Health focused magazines push the discipline.  Every visit to the book seller finds a new display of diet books.  Restaurants feature skinny meals and exercise gurus count calories.  Organizations advertise expert help towards  weight loss.  Often we learn to fear celebrations because our culture features food at the heart of most milestones.  Eat, drink and be merry kind of celebrations.

Emotional eating uses food to hide anxiety.  This kind of eating builds a tunnel escape.  That darkness can last a very long time.  That is a lonely tunnel.

Actually, there is another very efficient use of overeating.  Overeating gives a reason to obsess offering a ‘ mental cover story’ for whatever the real reason for emotional distress.  Eat too much?  Feel guilty at the lack of discipline and, for the moment, banish the deeper emotions.

Go on a diet and get a new (and false) perspective.  Diets require rigid control, foods, portions, frequency.  So, diets offer a sense that at least part of life is under control.  Diets also give the structure to obsess a bit.  Obsess over food and we  might forget that what we really need— a sense of self, a degree of intimacy in some area of our lives, and gentleness with our own needs.

The most successful (and the most difficult) way to control emotional eating is to simply ride it out.  The craving will be intense.  We might even talk ourselves into believing that we are experiencing  physical hunger.   But when we take a clear look at our emotional level, we know that emotional eating is unloading with intensity.

Ride it out.  Call a friend.  Go for a walk. Run if you can.  Scrub something.  Walk up and down some steps.  Take a shower.  Brush your teeth.  Write about it.   Ride it out.  It will pass.
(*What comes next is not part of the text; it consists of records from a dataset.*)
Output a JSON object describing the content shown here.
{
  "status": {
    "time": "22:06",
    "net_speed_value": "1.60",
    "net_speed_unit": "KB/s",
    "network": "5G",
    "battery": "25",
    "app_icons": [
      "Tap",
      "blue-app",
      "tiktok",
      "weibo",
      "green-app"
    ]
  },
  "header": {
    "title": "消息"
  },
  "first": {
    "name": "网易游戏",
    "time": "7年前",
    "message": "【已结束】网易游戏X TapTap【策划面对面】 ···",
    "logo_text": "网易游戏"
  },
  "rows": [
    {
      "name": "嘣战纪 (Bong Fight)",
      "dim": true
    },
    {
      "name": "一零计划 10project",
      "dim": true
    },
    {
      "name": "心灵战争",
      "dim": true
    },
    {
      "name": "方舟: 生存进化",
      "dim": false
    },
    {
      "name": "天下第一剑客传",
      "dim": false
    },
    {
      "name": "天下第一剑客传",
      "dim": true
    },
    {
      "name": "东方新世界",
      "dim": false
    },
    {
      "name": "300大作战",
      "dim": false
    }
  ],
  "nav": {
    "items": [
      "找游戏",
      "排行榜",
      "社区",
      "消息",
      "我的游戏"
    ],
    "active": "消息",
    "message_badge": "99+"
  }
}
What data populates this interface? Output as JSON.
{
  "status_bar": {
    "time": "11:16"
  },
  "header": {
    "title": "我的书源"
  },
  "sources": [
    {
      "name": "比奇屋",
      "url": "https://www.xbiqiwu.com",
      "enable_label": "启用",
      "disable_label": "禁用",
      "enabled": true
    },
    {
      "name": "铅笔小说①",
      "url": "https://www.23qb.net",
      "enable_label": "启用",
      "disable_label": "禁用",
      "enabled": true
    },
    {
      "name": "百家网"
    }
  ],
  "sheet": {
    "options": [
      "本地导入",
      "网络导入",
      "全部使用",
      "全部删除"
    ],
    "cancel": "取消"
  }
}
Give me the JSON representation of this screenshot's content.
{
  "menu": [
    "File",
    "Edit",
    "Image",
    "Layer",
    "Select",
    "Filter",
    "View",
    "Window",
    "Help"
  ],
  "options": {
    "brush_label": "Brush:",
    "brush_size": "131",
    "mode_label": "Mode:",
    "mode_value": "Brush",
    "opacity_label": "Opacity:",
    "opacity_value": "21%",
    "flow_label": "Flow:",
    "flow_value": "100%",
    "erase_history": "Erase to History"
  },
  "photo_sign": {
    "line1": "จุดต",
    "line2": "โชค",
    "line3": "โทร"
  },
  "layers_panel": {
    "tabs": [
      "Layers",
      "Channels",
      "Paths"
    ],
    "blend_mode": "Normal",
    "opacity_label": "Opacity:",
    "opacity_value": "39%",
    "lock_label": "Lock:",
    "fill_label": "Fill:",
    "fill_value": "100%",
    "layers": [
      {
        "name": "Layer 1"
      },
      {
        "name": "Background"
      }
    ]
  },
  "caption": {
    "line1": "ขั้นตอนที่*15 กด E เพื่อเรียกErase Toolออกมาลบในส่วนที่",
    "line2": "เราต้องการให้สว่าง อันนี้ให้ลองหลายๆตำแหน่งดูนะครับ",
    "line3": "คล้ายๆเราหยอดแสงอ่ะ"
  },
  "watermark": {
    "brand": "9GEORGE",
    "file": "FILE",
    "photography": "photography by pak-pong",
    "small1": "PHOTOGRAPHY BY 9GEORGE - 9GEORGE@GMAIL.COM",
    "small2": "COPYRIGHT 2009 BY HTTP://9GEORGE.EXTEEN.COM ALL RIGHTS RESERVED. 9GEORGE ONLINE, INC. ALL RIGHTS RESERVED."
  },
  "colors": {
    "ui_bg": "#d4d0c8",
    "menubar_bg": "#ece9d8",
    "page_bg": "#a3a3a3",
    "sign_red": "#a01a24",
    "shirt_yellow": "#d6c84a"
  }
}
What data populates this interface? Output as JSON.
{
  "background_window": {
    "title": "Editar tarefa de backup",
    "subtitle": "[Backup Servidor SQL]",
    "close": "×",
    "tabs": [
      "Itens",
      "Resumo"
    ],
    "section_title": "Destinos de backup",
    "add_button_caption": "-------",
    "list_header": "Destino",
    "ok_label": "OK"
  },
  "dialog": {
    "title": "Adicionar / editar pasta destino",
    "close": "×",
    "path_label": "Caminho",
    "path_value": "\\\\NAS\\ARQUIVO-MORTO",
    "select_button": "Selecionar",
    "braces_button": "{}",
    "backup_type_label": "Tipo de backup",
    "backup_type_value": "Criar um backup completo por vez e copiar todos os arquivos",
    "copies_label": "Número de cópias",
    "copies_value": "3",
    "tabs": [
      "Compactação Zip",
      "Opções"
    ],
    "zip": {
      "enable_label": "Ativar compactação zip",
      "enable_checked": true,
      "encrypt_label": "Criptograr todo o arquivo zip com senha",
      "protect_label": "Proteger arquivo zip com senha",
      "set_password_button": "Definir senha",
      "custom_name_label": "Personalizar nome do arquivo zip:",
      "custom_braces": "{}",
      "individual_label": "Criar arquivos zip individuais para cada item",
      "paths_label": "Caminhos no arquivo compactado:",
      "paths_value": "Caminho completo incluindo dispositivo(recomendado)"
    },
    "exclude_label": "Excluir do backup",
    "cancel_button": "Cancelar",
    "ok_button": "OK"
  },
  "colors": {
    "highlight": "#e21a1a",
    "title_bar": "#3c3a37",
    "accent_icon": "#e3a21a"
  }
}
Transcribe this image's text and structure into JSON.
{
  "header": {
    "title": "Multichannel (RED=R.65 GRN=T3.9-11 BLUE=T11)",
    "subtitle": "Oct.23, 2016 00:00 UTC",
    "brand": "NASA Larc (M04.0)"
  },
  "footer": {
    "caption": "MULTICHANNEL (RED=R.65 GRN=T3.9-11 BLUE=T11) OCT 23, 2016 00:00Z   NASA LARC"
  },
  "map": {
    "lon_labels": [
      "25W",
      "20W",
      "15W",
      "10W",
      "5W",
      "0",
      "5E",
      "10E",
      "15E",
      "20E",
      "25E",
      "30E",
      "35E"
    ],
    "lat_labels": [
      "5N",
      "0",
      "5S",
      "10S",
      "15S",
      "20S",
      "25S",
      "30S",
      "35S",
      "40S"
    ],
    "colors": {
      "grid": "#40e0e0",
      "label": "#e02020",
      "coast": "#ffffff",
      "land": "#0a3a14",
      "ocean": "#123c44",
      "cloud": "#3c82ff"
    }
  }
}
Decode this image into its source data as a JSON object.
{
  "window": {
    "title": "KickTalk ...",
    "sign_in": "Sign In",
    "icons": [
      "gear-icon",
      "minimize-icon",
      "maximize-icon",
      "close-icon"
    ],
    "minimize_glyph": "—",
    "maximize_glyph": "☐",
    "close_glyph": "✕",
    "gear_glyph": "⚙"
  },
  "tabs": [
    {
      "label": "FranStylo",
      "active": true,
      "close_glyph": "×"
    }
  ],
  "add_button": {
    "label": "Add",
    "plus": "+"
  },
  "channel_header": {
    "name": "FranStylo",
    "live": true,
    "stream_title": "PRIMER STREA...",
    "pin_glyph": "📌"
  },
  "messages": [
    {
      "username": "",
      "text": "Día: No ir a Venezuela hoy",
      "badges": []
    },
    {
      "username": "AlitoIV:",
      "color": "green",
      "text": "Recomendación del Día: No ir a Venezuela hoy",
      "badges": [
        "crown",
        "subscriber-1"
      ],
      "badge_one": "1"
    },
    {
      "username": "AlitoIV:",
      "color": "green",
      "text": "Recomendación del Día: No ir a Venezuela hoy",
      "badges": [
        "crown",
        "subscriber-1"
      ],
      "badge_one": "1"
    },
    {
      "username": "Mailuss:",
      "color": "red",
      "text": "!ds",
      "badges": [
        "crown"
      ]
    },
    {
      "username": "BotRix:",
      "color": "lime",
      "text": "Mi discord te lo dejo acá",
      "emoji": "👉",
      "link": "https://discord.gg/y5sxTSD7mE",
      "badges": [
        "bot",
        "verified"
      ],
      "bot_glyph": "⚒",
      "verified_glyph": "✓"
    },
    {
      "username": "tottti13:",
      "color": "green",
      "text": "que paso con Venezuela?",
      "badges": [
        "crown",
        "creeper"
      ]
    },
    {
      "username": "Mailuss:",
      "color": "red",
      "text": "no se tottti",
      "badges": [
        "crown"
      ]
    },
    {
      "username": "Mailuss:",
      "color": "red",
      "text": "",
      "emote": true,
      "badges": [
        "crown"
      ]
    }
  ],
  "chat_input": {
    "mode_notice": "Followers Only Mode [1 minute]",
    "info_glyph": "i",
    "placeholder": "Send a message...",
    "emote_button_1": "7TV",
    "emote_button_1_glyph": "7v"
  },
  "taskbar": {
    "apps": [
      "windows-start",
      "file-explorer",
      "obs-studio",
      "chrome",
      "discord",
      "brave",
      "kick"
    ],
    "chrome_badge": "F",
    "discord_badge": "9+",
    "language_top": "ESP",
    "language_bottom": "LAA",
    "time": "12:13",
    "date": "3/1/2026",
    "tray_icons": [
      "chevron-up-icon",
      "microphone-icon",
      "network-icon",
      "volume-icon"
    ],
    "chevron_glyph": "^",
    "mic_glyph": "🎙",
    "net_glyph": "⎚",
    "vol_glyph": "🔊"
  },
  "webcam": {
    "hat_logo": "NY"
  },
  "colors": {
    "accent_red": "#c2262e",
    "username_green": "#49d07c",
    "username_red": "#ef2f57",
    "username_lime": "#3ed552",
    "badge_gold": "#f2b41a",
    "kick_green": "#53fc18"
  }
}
After the intensity of that ride, do some work on learning to manage the negative without resorting to food.   Start a journal.  Use words, sentences, pages of emotional release.   A few words can trigger the will to change, to give up harmful emotional responses to the negatives that are a sure-bet part of life.

And find someone to trust.  Find a person or a group in which your are free to share what is eating you.  Walking buddies, prayer groups, writing groups and a simple core group of friends can provide the intimacy of sharing that releases the negative before harm happens.  Nothing trumps trust.